Busy road comic Andrew Goffman feels that theater helped him attain a comfort level on stage. "Getting up on stage in front of a packed house of 200 people was valuable for me; it gave me confidence on stage that I wouldn't get by going up in front of ten people at an open mike night," says Goffman, who spent a year in the Off-Broadway hit Grandma Sylvia's Funeral before venturing into stand-up comedy. "Also, being part of an interactive show was good training for stand-up, since you have to deal with the audience on a more personal level. We had our lines, but we were able to ad-lib a little, and if the producers liked it they'd add it to the show. At one point, the show was running three hours, so I guess our ad-libs were working."
While Ellis, Goffman and others were self-taught stand-ups, actor/comic Tommy Koenig has recently taken the theory of the Actor's Studio and opened the Comics Studio in New York to help stand-ups develop their craft.

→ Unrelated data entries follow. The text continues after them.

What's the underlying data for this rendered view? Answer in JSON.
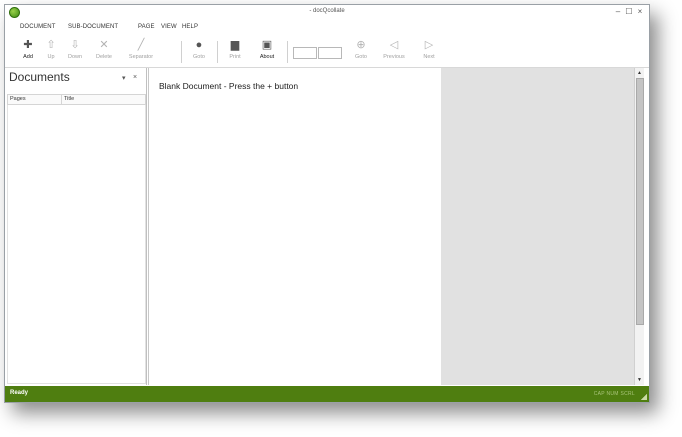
{
  "window": {
    "title": "- docQcollate",
    "controls": {
      "minimize": "–",
      "maximize": "☐",
      "close": "×"
    }
  },
  "menu": [
    "DOCUMENT",
    "SUB-DOCUMENT",
    "PAGE",
    "VIEW",
    "HELP"
  ],
  "toolbar": {
    "add": {
      "label": "Add",
      "icon": "add-icon"
    },
    "up": {
      "label": "Up",
      "icon": "arrow-up-icon"
    },
    "down": {
      "label": "Down",
      "icon": "arrow-down-icon"
    },
    "delete": {
      "label": "Delete",
      "icon": "delete-icon"
    },
    "separator": {
      "label": "Separator",
      "icon": "pen-icon"
    },
    "goto1": {
      "label": "Goto",
      "icon": "goto-icon"
    },
    "print": {
      "label": "Print",
      "icon": "print-icon"
    },
    "about": {
      "label": "About",
      "icon": "about-icon"
    },
    "goto2": {
      "label": "Goto",
      "icon": "target-icon"
    },
    "previous": {
      "label": "Previous",
      "icon": "previous-icon"
    },
    "next": {
      "label": "Next",
      "icon": "next-icon"
    }
  },
  "documents_panel": {
    "title": "Documents",
    "pin": "▾",
    "close": "×",
    "columns": [
      "Pages",
      "Title"
    ]
  },
  "content": {
    "message": "Blank Document - Press the + button"
  },
  "statusbar": {
    "status": "Ready",
    "keys": "CAP  NUM  SCRL"
  },
  "colors": {
    "status_bar": "#4f7e10",
    "app_icon": "#5aa31d"
  }
}
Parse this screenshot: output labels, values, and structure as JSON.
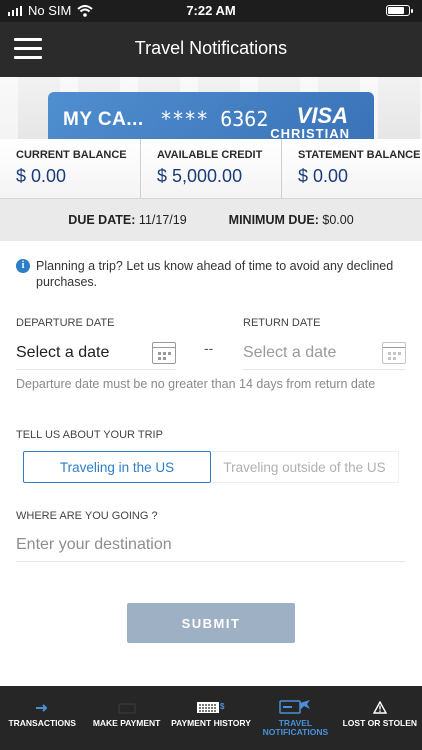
{
  "status_bar": {
    "carrier": "No SIM",
    "time": "7:22 AM",
    "battery_level": 0.85
  },
  "header": {
    "title": "Travel Notifications",
    "menu_icon": "hamburger-menu-icon"
  },
  "card": {
    "name": "MY CA...",
    "masked_number": "**** 6362",
    "brand": "VISA",
    "subbrand": "CHRISTIAN"
  },
  "balances": [
    {
      "label": "CURRENT BALANCE",
      "value": "$ 0.00"
    },
    {
      "label": "AVAILABLE CREDIT",
      "value": "$ 5,000.00"
    },
    {
      "label": "STATEMENT BALANCE",
      "value": "$ 0.00"
    }
  ],
  "due": {
    "due_date_label": "DUE DATE:",
    "due_date_value": "11/17/19",
    "minimum_label": "MINIMUM DUE:",
    "minimum_value": "$0.00"
  },
  "info_text": "Planning a trip? Let us know ahead of time to avoid any declined purchases.",
  "departure": {
    "label": "DEPARTURE DATE",
    "value": "Select a date"
  },
  "separator": "--",
  "return": {
    "label": "RETURN DATE",
    "placeholder": "Select a date"
  },
  "date_hint": "Departure date must be no greater than 14 days from return date",
  "trip": {
    "label": "TELL US ABOUT YOUR TRIP",
    "options": [
      "Traveling in the US",
      "Traveling outside of the US"
    ],
    "selected": "Traveling in the US"
  },
  "destination": {
    "label": "WHERE ARE YOU GOING ?",
    "placeholder": "Enter your destination"
  },
  "submit_label": "SUBMIT",
  "colors": {
    "accent": "#2d7ec8",
    "balance_value": "#1a3d7a",
    "nav_background": "#2b2b2b",
    "submit_background": "#9eb0c3"
  },
  "tabs": [
    {
      "label": "TRANSACTIONS",
      "icon": "transactions-icon",
      "active": false
    },
    {
      "label": "MAKE PAYMENT",
      "icon": "make-payment-icon",
      "active": false
    },
    {
      "label": "PAYMENT HISTORY",
      "icon": "payment-history-icon",
      "active": false
    },
    {
      "label": "TRAVEL NOTIFICATIONS",
      "icon": "travel-notifications-icon",
      "active": true
    },
    {
      "label": "LOST OR STOLEN",
      "icon": "warning-icon",
      "active": false
    }
  ]
}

Koenig, a 20-year veteran of both stage and stand-up, started doing theater in Buffalo, New York, and has since directed and performed in musicals between stints on tour as a comic. He describes stand up as planned spontaneity: "I have a lot of actors in my classes. They are challenged by stand-up, because you are acting like you're not acting. The character is you, or an extension of yourself, doing set material that needs to sound as if it's 'off the cuff'...like you're saying it for the first time." He's also found that performers enjoy the concept of wearing all the hats (actor, writer, director) and taking all of the responsibility.